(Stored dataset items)
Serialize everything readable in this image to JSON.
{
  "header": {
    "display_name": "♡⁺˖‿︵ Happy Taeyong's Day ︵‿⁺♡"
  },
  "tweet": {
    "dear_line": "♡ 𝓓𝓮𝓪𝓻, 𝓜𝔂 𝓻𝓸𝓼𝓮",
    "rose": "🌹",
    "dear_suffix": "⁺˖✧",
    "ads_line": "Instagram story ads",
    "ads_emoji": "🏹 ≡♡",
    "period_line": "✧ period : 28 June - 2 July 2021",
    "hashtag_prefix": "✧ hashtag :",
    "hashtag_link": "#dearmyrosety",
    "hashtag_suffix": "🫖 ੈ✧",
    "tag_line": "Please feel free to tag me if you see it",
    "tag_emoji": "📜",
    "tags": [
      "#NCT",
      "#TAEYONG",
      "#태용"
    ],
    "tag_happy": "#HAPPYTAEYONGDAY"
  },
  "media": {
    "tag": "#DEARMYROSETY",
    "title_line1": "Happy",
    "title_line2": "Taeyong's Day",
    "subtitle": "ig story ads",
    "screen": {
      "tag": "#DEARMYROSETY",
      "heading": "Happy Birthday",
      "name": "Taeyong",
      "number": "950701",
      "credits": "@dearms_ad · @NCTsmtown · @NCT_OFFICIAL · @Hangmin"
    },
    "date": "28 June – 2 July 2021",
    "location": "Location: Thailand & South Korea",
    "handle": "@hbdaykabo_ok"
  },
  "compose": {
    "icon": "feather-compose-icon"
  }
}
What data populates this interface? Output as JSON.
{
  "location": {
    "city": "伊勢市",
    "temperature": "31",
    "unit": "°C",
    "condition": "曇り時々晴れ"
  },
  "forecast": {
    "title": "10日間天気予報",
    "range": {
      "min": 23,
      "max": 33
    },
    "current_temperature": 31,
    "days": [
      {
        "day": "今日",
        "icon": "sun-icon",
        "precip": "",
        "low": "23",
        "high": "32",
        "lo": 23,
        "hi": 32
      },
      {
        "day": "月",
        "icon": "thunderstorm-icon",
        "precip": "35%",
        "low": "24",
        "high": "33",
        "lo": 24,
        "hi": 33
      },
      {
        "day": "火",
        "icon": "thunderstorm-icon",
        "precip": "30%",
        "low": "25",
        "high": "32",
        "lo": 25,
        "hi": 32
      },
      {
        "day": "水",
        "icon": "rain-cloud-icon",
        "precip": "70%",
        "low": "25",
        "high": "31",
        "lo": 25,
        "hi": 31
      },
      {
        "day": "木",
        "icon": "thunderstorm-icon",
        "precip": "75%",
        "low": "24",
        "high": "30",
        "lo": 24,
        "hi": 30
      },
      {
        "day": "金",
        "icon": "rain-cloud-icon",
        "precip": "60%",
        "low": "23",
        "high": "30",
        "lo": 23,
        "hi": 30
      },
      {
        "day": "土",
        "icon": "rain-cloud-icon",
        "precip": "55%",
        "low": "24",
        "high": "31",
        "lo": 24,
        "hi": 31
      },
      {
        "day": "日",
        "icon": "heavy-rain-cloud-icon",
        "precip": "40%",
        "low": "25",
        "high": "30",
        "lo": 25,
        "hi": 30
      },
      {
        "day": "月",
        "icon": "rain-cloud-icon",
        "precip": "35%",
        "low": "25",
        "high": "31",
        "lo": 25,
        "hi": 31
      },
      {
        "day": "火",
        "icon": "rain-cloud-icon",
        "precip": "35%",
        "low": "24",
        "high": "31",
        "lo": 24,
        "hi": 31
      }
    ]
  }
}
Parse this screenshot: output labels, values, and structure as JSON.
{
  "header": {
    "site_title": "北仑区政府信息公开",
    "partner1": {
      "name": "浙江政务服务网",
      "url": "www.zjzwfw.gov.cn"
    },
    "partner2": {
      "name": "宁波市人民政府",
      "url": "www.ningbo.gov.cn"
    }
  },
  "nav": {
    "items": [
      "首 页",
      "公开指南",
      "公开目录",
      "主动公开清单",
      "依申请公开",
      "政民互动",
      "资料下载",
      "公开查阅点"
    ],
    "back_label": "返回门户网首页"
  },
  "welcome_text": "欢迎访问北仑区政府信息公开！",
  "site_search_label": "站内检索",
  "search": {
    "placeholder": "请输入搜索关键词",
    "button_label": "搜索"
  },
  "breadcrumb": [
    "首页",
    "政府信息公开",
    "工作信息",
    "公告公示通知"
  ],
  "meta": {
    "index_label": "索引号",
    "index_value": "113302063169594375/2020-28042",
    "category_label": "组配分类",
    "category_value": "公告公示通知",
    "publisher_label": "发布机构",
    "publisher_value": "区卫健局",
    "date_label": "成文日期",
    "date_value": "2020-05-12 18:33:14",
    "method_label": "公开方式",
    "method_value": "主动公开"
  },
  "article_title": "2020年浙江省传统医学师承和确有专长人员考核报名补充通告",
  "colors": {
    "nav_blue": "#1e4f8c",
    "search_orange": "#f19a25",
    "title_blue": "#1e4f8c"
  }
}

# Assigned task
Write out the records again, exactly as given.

# Exercise response
Serialize everything readable in this image to JSON.
{
  "header": {
    "display_name": "♡⁺˖‿︵ Happy Taeyong's Day ︵‿⁺♡"
  },
  "tweet": {
    "dear_line": "♡ 𝓓𝓮𝓪𝓻, 𝓜𝔂 𝓻𝓸𝓼𝓮",
    "rose": "🌹",
    "dear_suffix": "⁺˖✧",
    "ads_line": "Instagram story ads",
    "ads_emoji": "🏹 ≡♡",
    "period_line": "✧ period : 28 June - 2 July 2021",
    "hashtag_prefix": "✧ hashtag :",
    "hashtag_link": "#dearmyrosety",
    "hashtag_suffix": "🫖 ੈ✧",
    "tag_line": "Please feel free to tag me if you see it",
    "tag_emoji": "📜",
    "tags": [
      "#NCT",
      "#TAEYONG",
      "#태용"
    ],
    "tag_happy": "#HAPPYTAEYONGDAY"
  },
  "media": {
    "tag": "#DEARMYROSETY",
    "title_line1": "Happy",
    "title_line2": "Taeyong's Day",
    "subtitle": "ig story ads",
    "screen": {
      "tag": "#DEARMYROSETY",
      "heading": "Happy Birthday",
      "name": "Taeyong",
      "number": "950701",
      "credits": "@dearms_ad · @NCTsmtown · @NCT_OFFICIAL · @Hangmin"
    },
    "date": "28 June – 2 July 2021",
    "location": "Location: Thailand & South Korea",
    "handle": "@hbdaykabo_ok"
  },
  "compose": {
    "icon": "feather-compose-icon"
  }
}
What data populates this interface? Output as JSON.
{
  "location": {
    "city": "伊勢市",
    "temperature": "31",
    "unit": "°C",
    "condition": "曇り時々晴れ"
  },
  "forecast": {
    "title": "10日間天気予報",
    "range": {
      "min": 23,
      "max": 33
    },
    "current_temperature": 31,
    "days": [
      {
        "day": "今日",
        "icon": "sun-icon",
        "precip": "",
        "low": "23",
        "high": "32",
        "lo": 23,
        "hi": 32
      },
      {
        "day": "月",
        "icon": "thunderstorm-icon",
        "precip": "35%",
        "low": "24",
        "high": "33",
        "lo": 24,
        "hi": 33
      },
      {
        "day": "火",
        "icon": "thunderstorm-icon",
        "precip": "30%",
        "low": "25",
        "high": "32",
        "lo": 25,
        "hi": 32
      },
      {
        "day": "水",
        "icon": "rain-cloud-icon",
        "precip": "70%",
        "low": "25",
        "high": "31",
        "lo": 25,
        "hi": 31
      },
      {
        "day": "木",
        "icon": "thunderstorm-icon",
        "precip": "75%",
        "low": "24",
        "high": "30",
        "lo": 24,
        "hi": 30
      },
      {
        "day": "金",
        "icon": "rain-cloud-icon",
        "precip": "60%",
        "low": "23",
        "high": "30",
        "lo": 23,
        "hi": 30
      },
      {
        "day": "土",
        "icon": "rain-cloud-icon",
        "precip": "55%",
        "low": "24",
        "high": "31",
        "lo": 24,
        "hi": 31
      },
      {
        "day": "日",
        "icon": "heavy-rain-cloud-icon",
        "precip": "40%",
        "low": "25",
        "high": "30",
        "lo": 25,
        "hi": 30
      },
      {
        "day": "月",
        "icon": "rain-cloud-icon",
        "precip": "35%",
        "low": "25",
        "high": "31",
        "lo": 25,
        "hi": 31
      },
      {
        "day": "火",
        "icon": "rain-cloud-icon",
        "precip": "35%",
        "low": "24",
        "high": "31",
        "lo": 24,
        "hi": 31
      }
    ]
  }
}
Parse this screenshot: output labels, values, and structure as JSON.
{
  "header": {
    "site_title": "北仑区政府信息公开",
    "partner1": {
      "name": "浙江政务服务网",
      "url": "www.zjzwfw.gov.cn"
    },
    "partner2": {
      "name": "宁波市人民政府",
      "url": "www.ningbo.gov.cn"
    }
  },
  "nav": {
    "items": [
      "首 页",
      "公开指南",
      "公开目录",
      "主动公开清单",
      "依申请公开",
      "政民互动",
      "资料下载",
      "公开查阅点"
    ],
    "back_label": "返回门户网首页"
  },
  "welcome_text": "欢迎访问北仑区政府信息公开！",
  "site_search_label": "站内检索",
  "search": {
    "placeholder": "请输入搜索关键词",
    "button_label": "搜索"
  },
  "breadcrumb": [
    "首页",
    "政府信息公开",
    "工作信息",
    "公告公示通知"
  ],
  "meta": {
    "index_label": "索引号",
    "index_value": "113302063169594375/2020-28042",
    "category_label": "组配分类",
    "category_value": "公告公示通知",
    "publisher_label": "发布机构",
    "publisher_value": "区卫健局",
    "date_label": "成文日期",
    "date_value": "2020-05-12 18:33:14",
    "method_label": "公开方式",
    "method_value": "主动公开"
  },
  "article_title": "2020年浙江省传统医学师承和确有专长人员考核报名补充通告",
  "colors": {
    "nav_blue": "#1e4f8c",
    "search_orange": "#f19a25",
    "title_blue": "#1e4f8c"
  }
}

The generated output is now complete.